Geosmin and 2-Methylisoborneol (MIB) are naturally produced by cyanobacteria (blue-green algae). These compounds have an earthy taste and noticeable musty odor even at low concentrations (<10 ng/L). Concentrations entering the plant in the summer of 2014 were in the 300 to 700 ng/L range, and action was needed in order to continue to offer palatable water to consumers. With algal blooms increasing in duration and frequency throughout the region, it was clear that the problem was unlikely to subside in the foreseeable future. Algal blooms can also sometimes produce toxins that are harmful to humans and animals even in low concentrations, so there was no time to waste.

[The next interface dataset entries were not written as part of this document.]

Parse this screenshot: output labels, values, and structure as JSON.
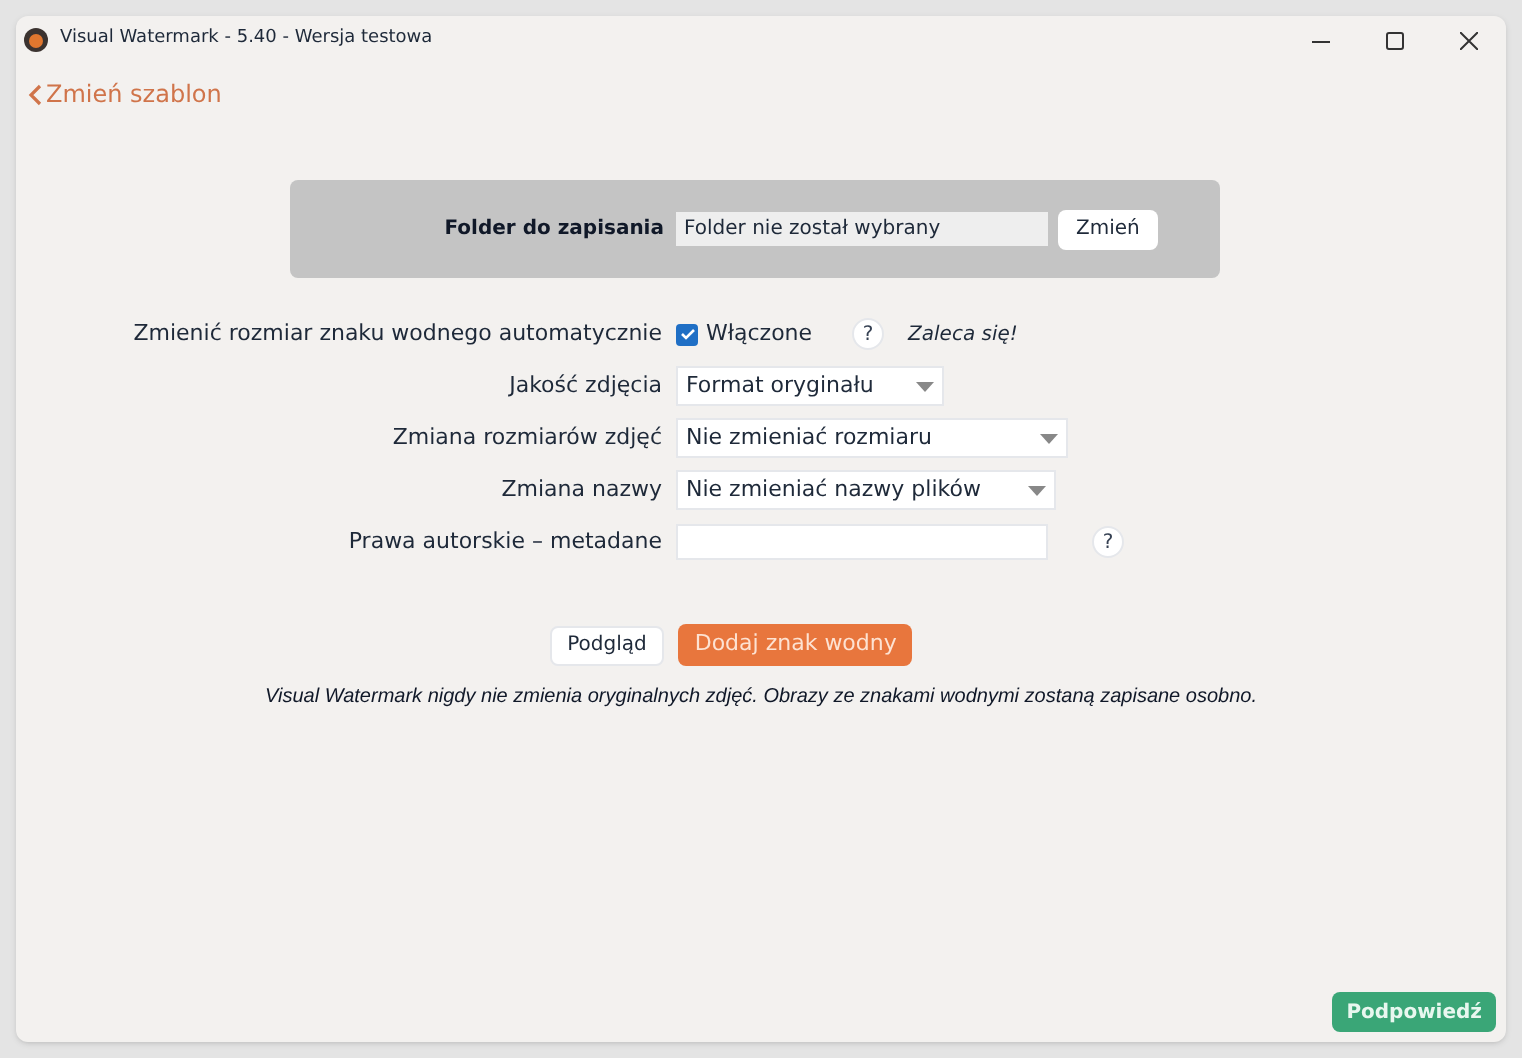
{
  "window": {
    "title": "Visual Watermark - 5.40 - Wersja testowa"
  },
  "back_link": "Zmień szablon",
  "folder": {
    "label": "Folder do zapisania",
    "value": "Folder nie został wybrany",
    "button": "Zmień"
  },
  "fields": [
    {
      "kind": "checkbox",
      "label": "Zmienić rozmiar znaku wodnego automatycznie",
      "option": "Włączone",
      "checked": true,
      "help": "?",
      "note": "Zaleca się!"
    },
    {
      "kind": "select",
      "label": "Jakość zdjęcia",
      "value": "Format oryginału"
    },
    {
      "kind": "select",
      "label": "Zmiana rozmiarów zdjęć",
      "value": "Nie zmieniać rozmiaru"
    },
    {
      "kind": "select",
      "label": "Zmiana nazwy",
      "value": "Nie zmieniać nazwy plików"
    },
    {
      "kind": "text",
      "label": "Prawa autorskie – metadane",
      "help": "?"
    }
  ],
  "buttons": {
    "preview": "Podgląd",
    "add": "Dodaj znak wodny"
  },
  "notice": "Visual Watermark nigdy nie zmienia oryginalnych zdjęć. Obrazy ze znakami wodnymi zostaną zapisane osobno.",
  "hint_button": "Podpowiedź"
}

The ARJWS Lake Hartwell Water Treatment Plant (WTP) initially used various recommended best practices, such as copper- and peroxide-based algaecides for in-lake treatment, and the addition of powdered activated carbon and chlorine dioxide within the treatment plant to adsorb and oxidize the objectionable compounds. However, these techniques proved to be limited in their ability to remove the taste- and odor-causing substances at the high and increasing concentration levels occurring.
As a result, utility managers took decisive action against this emerging threat to their water quality, hiring an engineering consultant to implement an upgrade to the WTP using the construction management at-risk (CMAR) project delivery method. The CMAR project delivery approach was chosen to ensure success, meet the aggressive schedule, and provide the most value through a collaborative relationship among the designer, builder, and equipment supplier. The goal of the WTP upgrade project was to implement a treatment system upgrade to eliminate seasonable taste and odor events, color associated with naturally occurring iron and manganese, and establish resilience against algae-linked compounds and other contaminants of emerging concern (CECs).
A three-phased approach was quickly developed to select the optimal treatment technologies, and the CMAR group teamed up with Xylem, Inc., to provide treatability testing of four Advanced Oxidation Process (AOP) treatment alternatives:
- Ozone + peroxide
- Ultraviolet (UV) + peroxide
- Ozone + peroxide + UV
This comprehensive and formulaic approach combined with the capabilities of Xylem’s AOP treatability testing lab led to the selection of the ozone + peroxide AOP process. This process was considered the most viable option to address current and future taste and odor, color, and CEC impacts for the lowest combined capital and operating costs over the expected project life.
As the project moved into the design phase, Xylem was selected to provide the full-scale system, due to their ability to provide a cost-effective, reliable solution on an accelerated timeline. Xylem also ensured optimization of the overall plant upgrade design concurrently with the equipment manufacturing process.
The $13 million upgrade project was completed ahead of schedule and under budget, coming online in the spring of 2018, just in time for the beginning of the seasonable algal blooms. ARJWS confirms zero complaints related to the new system have been received from their 15 member agencies, and all 200,000 drinking water consumers throughout Anderson and Pickens Counties are looking forward to great water quality in the coming years.